Another focus of mental health reform was to bring people living in institutions back into the community–a move that would be supported by the development of community services. This part of reform never happened–there are still many people living in institutions, and there doesn’t seem to be any inclination to support the community-based service capacity necessary to assure a safe transition. So, also, that era of mental health reform is over–in fact, it ended before it ever began.

So, I suppose, the processes that were supposed to bring about system transformation are over, if they ever really began. But the era of mental health reform is emphatically not over.

The establishment of Critical Access Behavioral Health Agencies (Kah-bas), described in the articles and press releases, is a response to the failures of mh reform, but it’s not the end of it. Far from it.

CABHAs are, in many respects, private mental health service providers who provide an array of services to a given population (adults and/or children) in at least one area of the state. Certain services can only be provided by a CABHA-certified agency, including case management and peer support, but also intensive mental health and substance abuse services. Ostensibly, the goal is to create a more professional, more competent provider network. See, when the state ordered the LMEs to divest their services, they didn’t order them (or pay for them) to divest their clinical and medical oversight. Consequently, some providers had it, and some didn’t. There was no requirement to have it, and there was no funding to support it. The CABHA certification requires that level of clinical and medical oversight to be held within the provider agency, and there is a lot of hope–as evidenced by today’s press conference–that oversight will address many of the problems in the system.
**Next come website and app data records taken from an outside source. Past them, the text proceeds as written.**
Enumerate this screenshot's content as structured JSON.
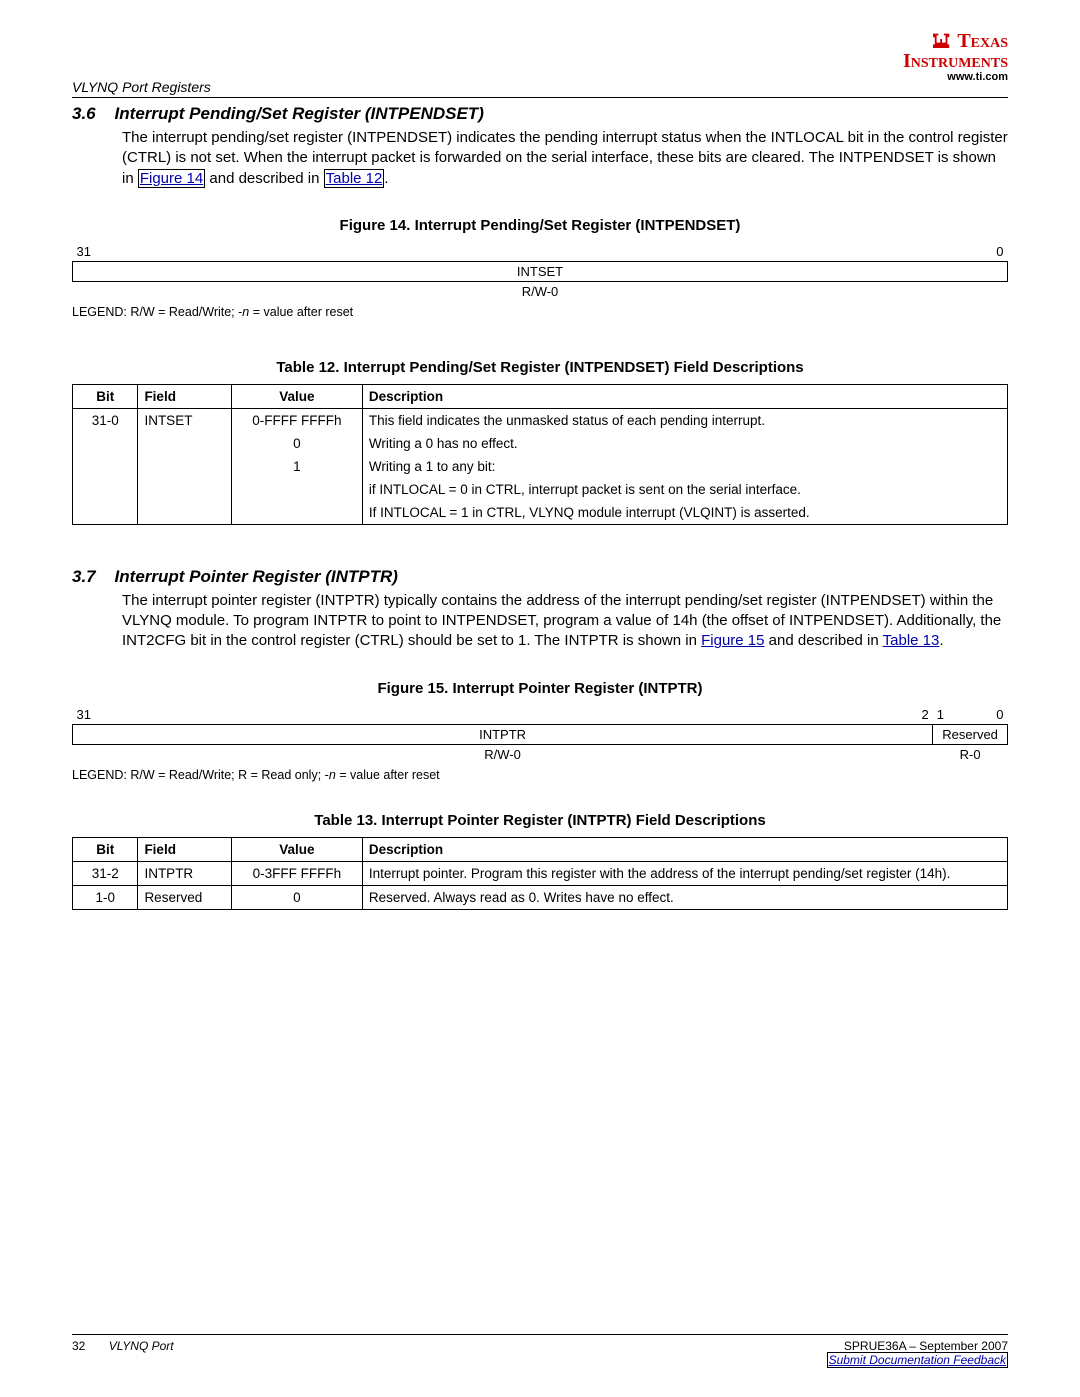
{
  "header": {
    "doc_section": "VLYNQ Port Registers",
    "logo_top": "Texas",
    "logo_bottom": "Instruments",
    "url": "www.ti.com"
  },
  "sec36": {
    "number": "3.6",
    "title": "Interrupt Pending/Set Register (INTPENDSET)",
    "para_pre": "The interrupt pending/set register (INTPENDSET) indicates the pending interrupt status when the INTLOCAL bit in the control register (CTRL) is not set. When the interrupt packet is forwarded on the serial interface, these bits are cleared. The INTPENDSET is shown in ",
    "fig_link": "Figure 14",
    "para_mid": " and described in ",
    "tbl_link": "Table 12",
    "para_end": "."
  },
  "fig14": {
    "caption": "Figure 14. Interrupt Pending/Set Register (INTPENDSET)",
    "bit_hi": "31",
    "bit_lo": "0",
    "field_name": "INTSET",
    "field_rw": "R/W-0",
    "legend_pre": "LEGEND: R/W = Read/Write; -",
    "legend_n": "n",
    "legend_post": " = value after reset"
  },
  "tbl12": {
    "caption": "Table 12. Interrupt Pending/Set Register (INTPENDSET) Field Descriptions",
    "headers": {
      "bit": "Bit",
      "field": "Field",
      "value": "Value",
      "desc": "Description"
    },
    "rows": [
      {
        "bit": "31-0",
        "field": "INTSET",
        "value": "0-FFFF FFFFh",
        "desc": "This field indicates the unmasked status of each pending interrupt."
      },
      {
        "bit": "",
        "field": "",
        "value": "0",
        "desc": "Writing a 0 has no effect."
      },
      {
        "bit": "",
        "field": "",
        "value": "1",
        "desc": "Writing a 1 to any bit:"
      },
      {
        "bit": "",
        "field": "",
        "value": "",
        "desc": "if INTLOCAL = 0 in CTRL, interrupt packet is sent on the serial interface."
      },
      {
        "bit": "",
        "field": "",
        "value": "",
        "desc": "If INTLOCAL = 1 in CTRL, VLYNQ module interrupt (VLQINT) is asserted."
      }
    ]
  },
  "sec37": {
    "number": "3.7",
    "title": "Interrupt Pointer Register (INTPTR)",
    "para_pre": "The interrupt pointer register (INTPTR) typically contains the address of the interrupt pending/set register (INTPENDSET) within the VLYNQ module. To program INTPTR to point to INTPENDSET, program a value of 14h (the offset of INTPENDSET). Additionally, the INT2CFG bit in the control register (CTRL) should be set to 1. The INTPTR is shown in ",
    "fig_link": "Figure 15",
    "para_mid": " and described in ",
    "tbl_link": "Table 13",
    "para_end": "."
  },
  "fig15": {
    "caption": "Figure 15. Interrupt Pointer Register (INTPTR)",
    "bit_hi": "31",
    "bit_mid_hi": "2",
    "bit_mid_lo": "1",
    "bit_lo": "0",
    "field1_name": "INTPTR",
    "field2_name": "Reserved",
    "field1_rw": "R/W-0",
    "field2_rw": "R-0",
    "legend_pre": "LEGEND: R/W = Read/Write; R = Read only; -",
    "legend_n": "n",
    "legend_post": " = value after reset"
  },
  "tbl13": {
    "caption": "Table 13. Interrupt Pointer Register (INTPTR) Field Descriptions",
    "headers": {
      "bit": "Bit",
      "field": "Field",
      "value": "Value",
      "desc": "Description"
    },
    "rows": [
      {
        "bit": "31-2",
        "field": "INTPTR",
        "value": "0-3FFF FFFFh",
        "desc": "Interrupt pointer. Program this register with the address of the interrupt pending/set register (14h)."
      },
      {
        "bit": "1-0",
        "field": "Reserved",
        "value": "0",
        "desc": "Reserved. Always read as 0. Writes have no effect."
      }
    ]
  },
  "footer": {
    "page_num": "32",
    "doc_title": "VLYNQ Port",
    "doc_id": "SPRUE36A – September 2007",
    "feedback": "Submit Documentation Feedback"
  }
}
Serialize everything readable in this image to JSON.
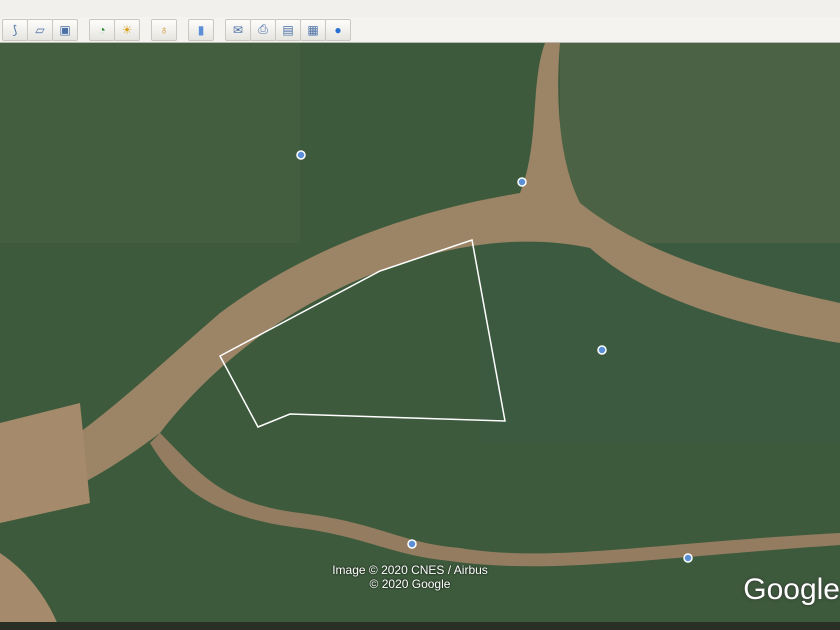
{
  "toolbar": {
    "groups": [
      [
        "add-path-icon",
        "add-polygon-icon",
        "add-overlay-icon"
      ],
      [
        "historical-imagery-icon",
        "sunlight-icon"
      ],
      [
        "planet-switch-icon"
      ],
      [
        "ruler-icon"
      ],
      [
        "email-icon",
        "print-icon",
        "save-image-icon",
        "view-in-maps-icon",
        "earth-icon"
      ]
    ],
    "glyphs": {
      "add-path-icon": "⟆",
      "add-polygon-icon": "▱",
      "add-overlay-icon": "▣",
      "historical-imagery-icon": "◔",
      "sunlight-icon": "☀",
      "planet-switch-icon": "♁",
      "ruler-icon": "▮",
      "email-icon": "✉",
      "print-icon": "⎙",
      "save-image-icon": "▤",
      "view-in-maps-icon": "▦",
      "earth-icon": "●"
    }
  },
  "map": {
    "attribution_line1": "Image © 2020 CNES / Airbus",
    "attribution_line2": "© 2020 Google",
    "logo": "Google",
    "colors": {
      "land": "#3d5a3c",
      "river": "#9c8466",
      "polygon": "#ffffff"
    }
  }
}
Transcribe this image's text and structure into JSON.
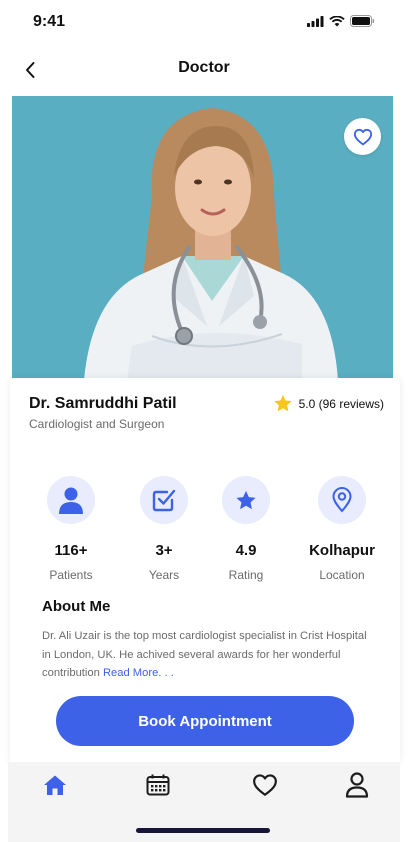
{
  "status_bar": {
    "time": "9:41"
  },
  "header": {
    "title": "Doctor"
  },
  "doctor": {
    "name": "Dr. Samruddhi Patil",
    "specialty": "Cardiologist and Surgeon",
    "rating_text": "5.0 (96 reviews)"
  },
  "stats": [
    {
      "value": "116+",
      "label": "Patients",
      "icon": "user-icon"
    },
    {
      "value": "3+",
      "label": "Years",
      "icon": "checkbox-icon"
    },
    {
      "value": "4.9",
      "label": "Rating",
      "icon": "star-icon"
    },
    {
      "value": "Kolhapur",
      "label": "Location",
      "icon": "location-pin-icon"
    }
  ],
  "about": {
    "title": "About Me",
    "text": "Dr. Ali Uzair is the top most cardiologist specialist in Crist Hospital in London, UK. He achived several awards for her wonderful contribution",
    "read_more": "Read More. . ."
  },
  "book_button": {
    "label": "Book Appointment"
  },
  "nav": [
    {
      "icon": "home-icon",
      "active": true
    },
    {
      "icon": "calendar-icon",
      "active": false
    },
    {
      "icon": "heart-icon",
      "active": false
    },
    {
      "icon": "profile-icon",
      "active": false
    }
  ],
  "colors": {
    "accent": "#3d62e8",
    "icon_bg": "#e8ecfc",
    "hero_bg": "#5aaec1",
    "star": "#f9c51b"
  }
}
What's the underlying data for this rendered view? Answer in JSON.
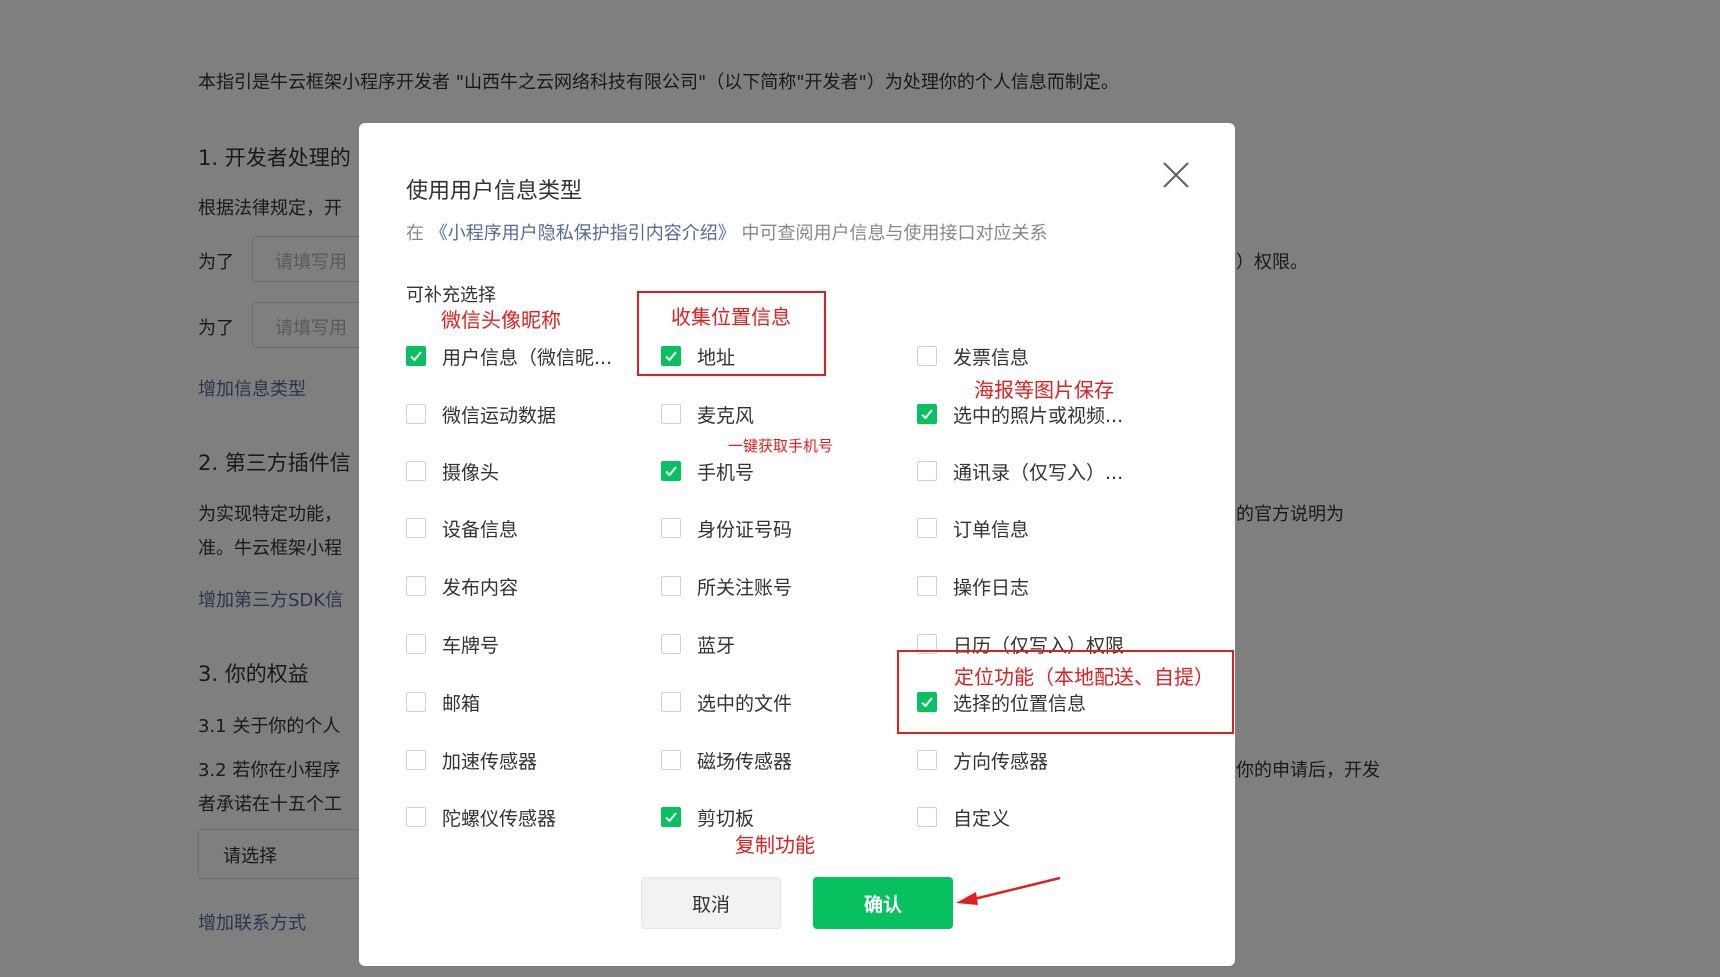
{
  "background": {
    "intro": "本指引是牛云框架小程序开发者 \"山西牛之云网络科技有限公司\"（以下简称\"开发者\"）为处理你的个人信息而制定。",
    "section1_title": "1. 开发者处理的",
    "section1_text": "根据法律规定，开",
    "for_label": "为了",
    "input_placeholder": "请填写用",
    "permission_suffix": "）权限。",
    "add_info_type": "增加信息类型",
    "section2_title": "2. 第三方插件信",
    "section2_text_right": "的官方说明为",
    "section2_text_a": "为实现特定功能，",
    "section2_text_b": "准。牛云框架小程",
    "add_sdk": "增加第三方SDK信",
    "section3_title": "3. 你的权益",
    "s31": "3.1  关于你的个人",
    "s32": "3.2  若你在小程序",
    "s32_right": "你的申请后，开发",
    "s32_b": "者承诺在十五个工",
    "select_placeholder": "请选择",
    "add_contact": "增加联系方式"
  },
  "dialog": {
    "title": "使用用户信息类型",
    "desc_prefix": "在",
    "desc_link": "《小程序用户隐私保护指引内容介绍》",
    "desc_suffix": "中可查阅用户信息与使用接口对应关系",
    "section_label": "可补充选择",
    "options": [
      {
        "label": "用户信息（微信昵...",
        "checked": true
      },
      {
        "label": "地址",
        "checked": true
      },
      {
        "label": "发票信息",
        "checked": false
      },
      {
        "label": "微信运动数据",
        "checked": false
      },
      {
        "label": "麦克风",
        "checked": false
      },
      {
        "label": "选中的照片或视频...",
        "checked": true
      },
      {
        "label": "摄像头",
        "checked": false
      },
      {
        "label": "手机号",
        "checked": true
      },
      {
        "label": "通讯录（仅写入）...",
        "checked": false
      },
      {
        "label": "设备信息",
        "checked": false
      },
      {
        "label": "身份证号码",
        "checked": false
      },
      {
        "label": "订单信息",
        "checked": false
      },
      {
        "label": "发布内容",
        "checked": false
      },
      {
        "label": "所关注账号",
        "checked": false
      },
      {
        "label": "操作日志",
        "checked": false
      },
      {
        "label": "车牌号",
        "checked": false
      },
      {
        "label": "蓝牙",
        "checked": false
      },
      {
        "label": "日历（仅写入）权限",
        "checked": false
      },
      {
        "label": "邮箱",
        "checked": false
      },
      {
        "label": "选中的文件",
        "checked": false
      },
      {
        "label": "选择的位置信息",
        "checked": true
      },
      {
        "label": "加速传感器",
        "checked": false
      },
      {
        "label": "磁场传感器",
        "checked": false
      },
      {
        "label": "方向传感器",
        "checked": false
      },
      {
        "label": "陀螺仪传感器",
        "checked": false
      },
      {
        "label": "剪切板",
        "checked": true
      },
      {
        "label": "自定义",
        "checked": false
      }
    ],
    "cancel_label": "取消",
    "confirm_label": "确认"
  },
  "annotations": {
    "wechat_avatar": "微信头像昵称",
    "collect_location": "收集位置信息",
    "poster_save": "海报等图片保存",
    "get_phone": "一键获取手机号",
    "location_feature": "定位功能（本地配送、自提）",
    "copy_feature": "复制功能"
  },
  "colors": {
    "accent_green": "#07c160",
    "annotation_red": "#e02020",
    "link_blue": "#576b95"
  }
}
And I would agree, it might, but here’s the rub–there is no guarantee as to how many of the some 175 certified CABHA entities will survive the next 6 months. Consider the following:

Each CABHA must have a Medical Director, for which there is no additional funding.

Each CABHA must have a Clinical Director, for which there is no additional funding.

Each CABHA must have a Quality Improvement/Training Director, for which there is no additional funding.

Each CABHA must provide Outpatient Therapy and Psychiatric services, both of which are loss-leaders in the field and are inadequately supported by state rates.

The cost of the three unfunded positions could easily top $300k annually, and even if you take into account that many agencies may have had a Clinical Director or a QI Director, most small agencies were doomed from the start. Out of some 600+ provider agencies, only 175 or so made it through the certification process. Of that 175, it is almost certain that a third to a half will not survive the next year.

You could argue that the 11-12 budget will actually be to blame for that, and that’s not unfounded, but my angle is this…

In trying to assure mental health reform went over smoothly, the state made it too easy for a business to get into the mental health industry, and for the last four years, has been trying to clamp down on this proliferation.  So, call it what you will, but we are still dealing with the effects of mental health reform.

The era of mental health reform may be over, but the vision is still a long way off.